What is claimed is; g g g l p 7 V 1. Electronic flashgun for attachment to a photographic camera comprising upper and lower structural parts, said parts being joined by means of a rigid member and containing the electrical components required to produce the flash, said upper part beingadapted to contact the top side of a camera attached tosaid flashgun and having means for rigid connection with the top side of said camera, said lower part being adaptedto contact the bottom side of said camera and having means for the rigid connection with the bottom side of said camera, said means for mounting said upper part to said camera consist of a mounting foot attached to' said upper part and cooperating With a retaining shoe of said camera, and

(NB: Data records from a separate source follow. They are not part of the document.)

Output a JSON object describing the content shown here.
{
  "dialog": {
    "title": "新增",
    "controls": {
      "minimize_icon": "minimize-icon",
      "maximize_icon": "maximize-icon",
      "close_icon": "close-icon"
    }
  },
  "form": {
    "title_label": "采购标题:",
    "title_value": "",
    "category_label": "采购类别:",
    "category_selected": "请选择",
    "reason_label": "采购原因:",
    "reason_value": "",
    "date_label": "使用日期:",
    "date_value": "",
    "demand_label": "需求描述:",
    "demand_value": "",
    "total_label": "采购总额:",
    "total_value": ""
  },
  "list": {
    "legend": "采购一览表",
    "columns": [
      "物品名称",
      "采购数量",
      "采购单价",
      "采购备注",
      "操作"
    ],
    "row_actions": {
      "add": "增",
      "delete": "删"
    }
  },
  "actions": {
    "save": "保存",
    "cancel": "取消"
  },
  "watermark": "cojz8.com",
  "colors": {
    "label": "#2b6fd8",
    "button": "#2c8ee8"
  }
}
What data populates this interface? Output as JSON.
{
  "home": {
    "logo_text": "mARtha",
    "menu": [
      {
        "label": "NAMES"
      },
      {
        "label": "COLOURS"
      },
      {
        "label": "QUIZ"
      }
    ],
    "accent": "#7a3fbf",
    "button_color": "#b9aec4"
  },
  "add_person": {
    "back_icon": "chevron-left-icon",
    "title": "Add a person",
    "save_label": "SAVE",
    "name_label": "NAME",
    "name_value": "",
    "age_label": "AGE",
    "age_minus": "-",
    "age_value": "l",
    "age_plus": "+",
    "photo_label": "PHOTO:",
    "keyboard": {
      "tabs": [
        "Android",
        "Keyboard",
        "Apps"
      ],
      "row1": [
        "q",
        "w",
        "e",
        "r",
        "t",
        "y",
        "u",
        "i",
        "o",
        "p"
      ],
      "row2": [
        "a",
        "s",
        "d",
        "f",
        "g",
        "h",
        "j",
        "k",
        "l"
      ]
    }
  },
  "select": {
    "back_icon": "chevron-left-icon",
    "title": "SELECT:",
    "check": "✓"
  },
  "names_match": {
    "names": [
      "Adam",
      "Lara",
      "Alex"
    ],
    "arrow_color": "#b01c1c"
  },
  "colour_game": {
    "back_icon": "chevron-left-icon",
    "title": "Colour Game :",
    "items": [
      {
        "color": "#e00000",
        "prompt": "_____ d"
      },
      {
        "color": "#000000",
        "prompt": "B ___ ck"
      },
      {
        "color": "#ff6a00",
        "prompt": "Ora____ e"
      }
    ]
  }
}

said means for mounting said lower part to said camera consist of a guide recess arranged in said lower part which is adapted to take up the fastening screw for being screwed into the tripod thread of said camera.

9 References Cited UNITED STATES PATENTS 2,783,696 3/ 1957 Sewig 95--11 2,868,958 1/1959 Bounds 240-13 3,134,547 5/1964 Kapteyn et a1 2401.3 0 2,213,749 9/1940 Strauss 9511 3,204,089. 8/ 1965 Schmidt 240-13 FOREIGN PATENTS 0 1,219,752 12/1959 France.

NORTON ANSHER, Primary Examiner C. E. SMITH, Assistant Examiner US. (:1. X.R. 11

Patent Citations
Cited PatentFiling datePublication dateApplicantTitle
US2213749 *Oct 5, 1938Sep 3, 1940Eastman Kodak CoPhotographic apparatus
US2783696 *Jun 3, 1952Mar 5, 1957Voigtlaender AgFlash lamp equipment
US2868958 *Oct 7, 1954Jan 13, 1959Limelite CorpPhotographic flash apparatus
US3134547 *Oct 24, 1960May 26, 1964Loewe Opta AgElectronic flash unit for photographic purposes
US3204089 *Oct 22, 1962Aug 31, 1965Loewe Opta AgElectronic flash unit
FR1219752A * Title not available
Referenced by
Citing PatentFiling datePublication dateApplicantTitle
US3943532 *Jun 25, 1974Mar 9, 1976International Telephone And Telegraph CorporationFlash attachment for self-developing collapsible cameras
US4079395 *Dec 17, 1976Mar 14, 1978International Telephone And Telegraph CorporationElectronic flash attachment for cameras
US4218122 *Jul 30, 1979Aug 19, 1980Drafahl Jack W JrLight-handle
US4304479 *Jul 28, 1980Dec 8, 1981Polaroid CorporationPhotographic lighting apparatus
USRE29764 *Mar 9, 1977Sep 12, 1978Eastman Kodak CompanyElectronic flash unit having an adjustable mounting mechanism and movable electrical plug
Classifications
U.S. Classification362/3, 396/198
International ClassificationD03D49/00, D03D49/52, G03B15/05
Cooperative ClassificationG03B15/05, D03D49/52, G03B2215/056, G03B2215/0517
European ClassificationG03B15/05, D03D49/52